Gabriel Francis, sales representative for LKQ, was a first-time attendee. 


“As a first-time attendee, I think it was very beneficial. I had a chance to see how the groups operate. I had a customer with me and it was her first time too, so she had a chance to share her experiences with me. Also, I had the opportunity to see new products. I thought it was a great experience.”


Eric McKenzie, director of body shop operations, attended his first Acoat meeting in 2007 after joining Park Place Dealerships, located in the Dallas/Fort Worth area. 


“I came on the advice of several AkzoNobel employees who worked with me and recommended the meetings. The knowledge and insight that I learn from meeting with my industry peers twice a year have been invaluable. It is great to be around people who do the same things I do every day in other parts of the country and to be able to exchange best practices and ideas for improving each of our businesses. I have learned too many marketing ideas to count as well, such as ideas for production and personnel management, to name a few.”


Wes Steffen, owner of Elmer’s Body Shop in Elkhart, IN, said that at least one member of the family business has participated in the Acoat program since 1999. 


“I’m the fourth-generation owner of our facility and we’re in our 10th decade. We’ve seen a lot of changes, and we’re going to see more. I’ve looked at the other programs offered by the manufacturers in our industry, and I believe AkzoNobel is the only program that is out there with a dedicated staff to help with business development. They are not a paint rep first and talk about business development second [company]. I think that’s what is unique about what they offer through Acoat. Over the years, I’ve found the interaction with other shop owners has been very beneficial to our family business. The meetings foster ideas you probably wouldn’t have been exposed to by just staying inside your own sphere of influence that you have locally. It can force you to broaden your horizons a little bit and give you exposure to those new ideas. AkzoNobel has brought things to the table several different times that have been game-changers. They are directly focused on having people there who can help you drive your business.”


John P Stegenga Jr., vice president and co-owner of Woodcock Auto Body in Washingtonville, NY, has been studying and implementing the repair planning process with the support of AkzoNobel staff for the past few years. 

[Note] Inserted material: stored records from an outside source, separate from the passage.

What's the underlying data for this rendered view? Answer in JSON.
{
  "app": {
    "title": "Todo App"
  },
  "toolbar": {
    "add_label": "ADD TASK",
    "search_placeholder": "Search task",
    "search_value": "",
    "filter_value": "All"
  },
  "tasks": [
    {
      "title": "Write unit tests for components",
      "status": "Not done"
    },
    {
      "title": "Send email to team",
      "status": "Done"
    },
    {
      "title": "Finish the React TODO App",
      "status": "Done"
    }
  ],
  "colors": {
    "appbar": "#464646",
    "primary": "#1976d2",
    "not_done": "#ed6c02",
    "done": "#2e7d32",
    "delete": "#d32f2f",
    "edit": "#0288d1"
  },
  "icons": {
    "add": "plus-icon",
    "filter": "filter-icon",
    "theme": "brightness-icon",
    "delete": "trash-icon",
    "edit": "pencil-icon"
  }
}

“The process has revolutionized our business. The PCE method of thinking has been the biggest game-changer for us. It is more of a journey to adapt such processes to our shop and takes years. Our decision to join the Acoat program and also our selection of a paint provider was based first on how a paint company would help grow our business through training, and second the quality of the product. Although we are focused on the best financial margins with our paint selection, we are more focused on the constant support and coaching that we receive from the AkzoNobel team and our Acoat group meeting partners. Attending the meetings two times a year gives us the time to get away from the shop to work on our business while also allowing us to spend time with like-minded shop owners [and build] strong peer relationships in a non-competitive environment. This environment allows you to open up and share numbers (confidentially) with no fear of a local competitor trying to find your secret sauce."